◆ **AIM OF THE EXERCISE**
Whenever a line in the entries below contains "JSON", copy that line.

◆ **RECORDS PROVIDED**

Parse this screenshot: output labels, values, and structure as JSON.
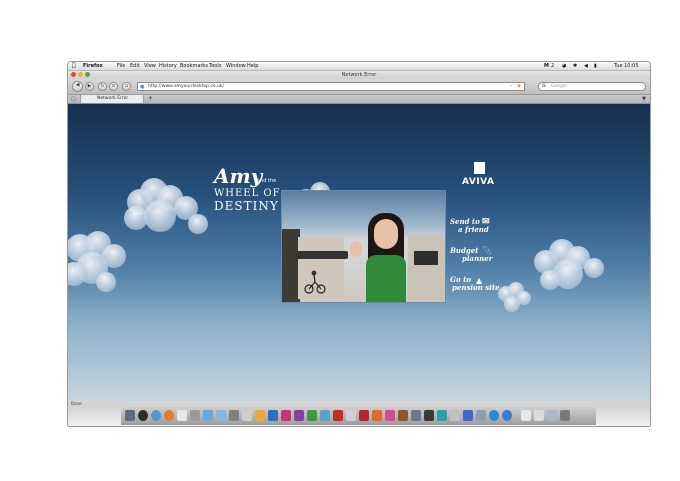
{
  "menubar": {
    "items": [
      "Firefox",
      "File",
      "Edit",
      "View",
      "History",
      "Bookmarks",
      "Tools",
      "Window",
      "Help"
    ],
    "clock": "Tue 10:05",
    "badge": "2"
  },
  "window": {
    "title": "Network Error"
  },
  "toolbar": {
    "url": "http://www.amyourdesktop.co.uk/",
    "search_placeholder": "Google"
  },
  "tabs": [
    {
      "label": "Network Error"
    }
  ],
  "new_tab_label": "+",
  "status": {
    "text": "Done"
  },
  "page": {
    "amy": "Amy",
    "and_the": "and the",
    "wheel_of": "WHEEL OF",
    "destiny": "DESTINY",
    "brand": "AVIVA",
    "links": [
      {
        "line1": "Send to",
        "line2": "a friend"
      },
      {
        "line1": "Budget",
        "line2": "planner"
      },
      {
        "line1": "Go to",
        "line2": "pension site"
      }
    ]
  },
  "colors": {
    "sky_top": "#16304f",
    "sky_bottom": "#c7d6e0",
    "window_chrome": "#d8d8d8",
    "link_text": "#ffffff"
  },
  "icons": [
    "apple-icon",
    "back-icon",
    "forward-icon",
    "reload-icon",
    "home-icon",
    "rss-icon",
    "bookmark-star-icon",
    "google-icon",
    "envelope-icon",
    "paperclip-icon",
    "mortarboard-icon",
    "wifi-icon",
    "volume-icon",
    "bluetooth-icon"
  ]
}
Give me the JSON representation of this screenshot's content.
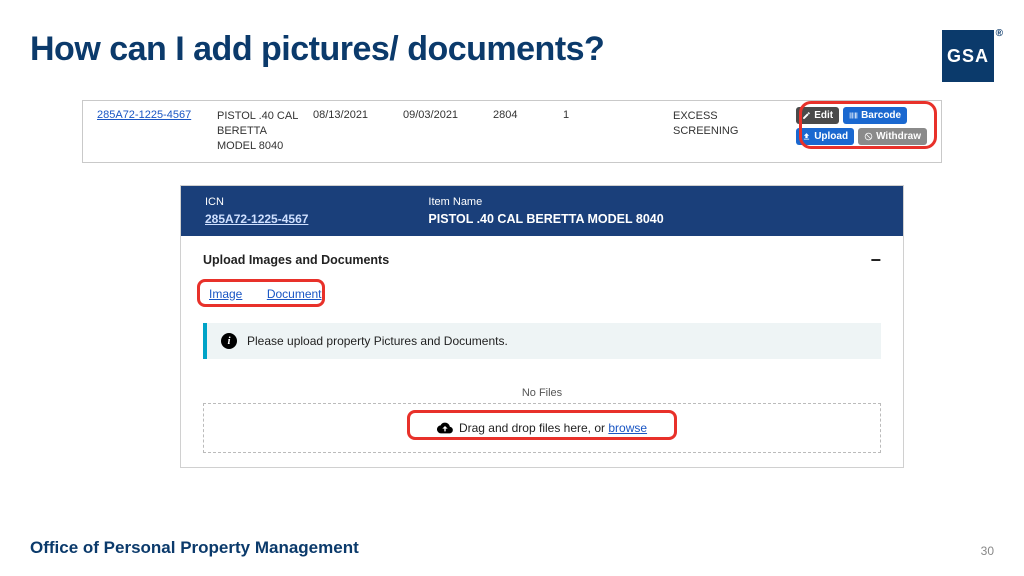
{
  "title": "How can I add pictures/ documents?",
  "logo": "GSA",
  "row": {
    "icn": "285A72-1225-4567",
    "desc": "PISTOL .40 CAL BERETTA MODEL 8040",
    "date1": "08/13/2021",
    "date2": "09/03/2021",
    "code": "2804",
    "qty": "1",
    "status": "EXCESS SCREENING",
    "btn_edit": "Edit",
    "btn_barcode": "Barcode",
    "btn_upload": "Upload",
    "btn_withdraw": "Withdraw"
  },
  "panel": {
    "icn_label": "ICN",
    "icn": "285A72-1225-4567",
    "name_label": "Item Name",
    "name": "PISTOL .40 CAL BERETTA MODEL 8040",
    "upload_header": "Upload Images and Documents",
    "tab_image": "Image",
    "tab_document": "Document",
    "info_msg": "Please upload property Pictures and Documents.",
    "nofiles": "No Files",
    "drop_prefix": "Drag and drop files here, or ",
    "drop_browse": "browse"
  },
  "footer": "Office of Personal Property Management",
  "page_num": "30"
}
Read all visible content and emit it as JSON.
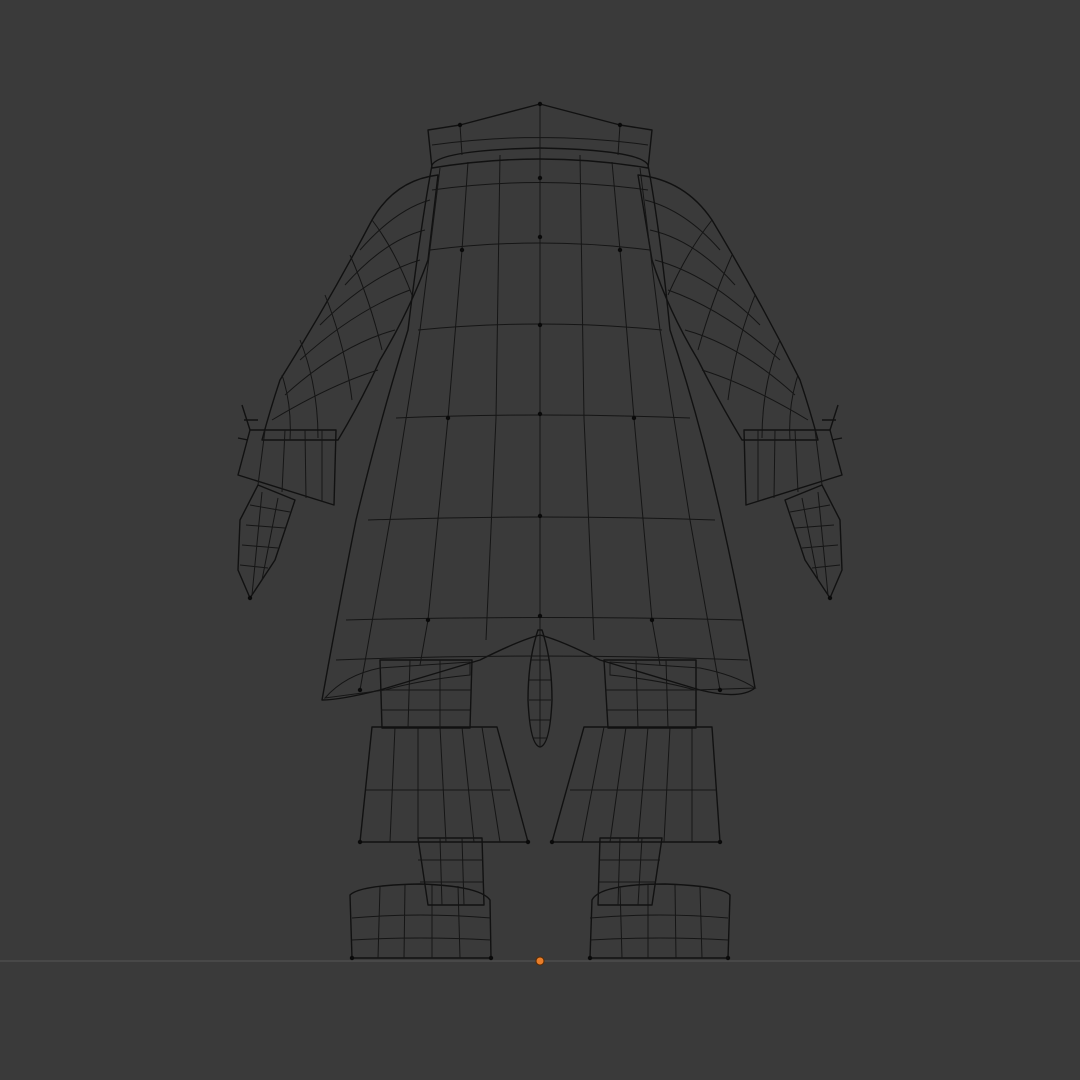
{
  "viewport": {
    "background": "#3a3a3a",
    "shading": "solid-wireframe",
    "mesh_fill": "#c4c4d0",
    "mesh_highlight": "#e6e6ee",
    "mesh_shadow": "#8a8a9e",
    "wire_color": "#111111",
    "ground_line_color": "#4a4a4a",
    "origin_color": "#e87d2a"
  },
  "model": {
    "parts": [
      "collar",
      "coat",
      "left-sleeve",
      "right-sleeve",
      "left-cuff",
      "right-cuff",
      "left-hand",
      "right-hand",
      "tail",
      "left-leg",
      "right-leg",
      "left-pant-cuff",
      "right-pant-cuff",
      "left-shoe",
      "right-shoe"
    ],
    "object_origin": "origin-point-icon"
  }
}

◆ **PROBLEM SOLUTION**
Parse this screenshot: output labels, values, and structure as JSON.
Give me the JSON representation of this screenshot's content.
Read all visible content and emit it as JSON.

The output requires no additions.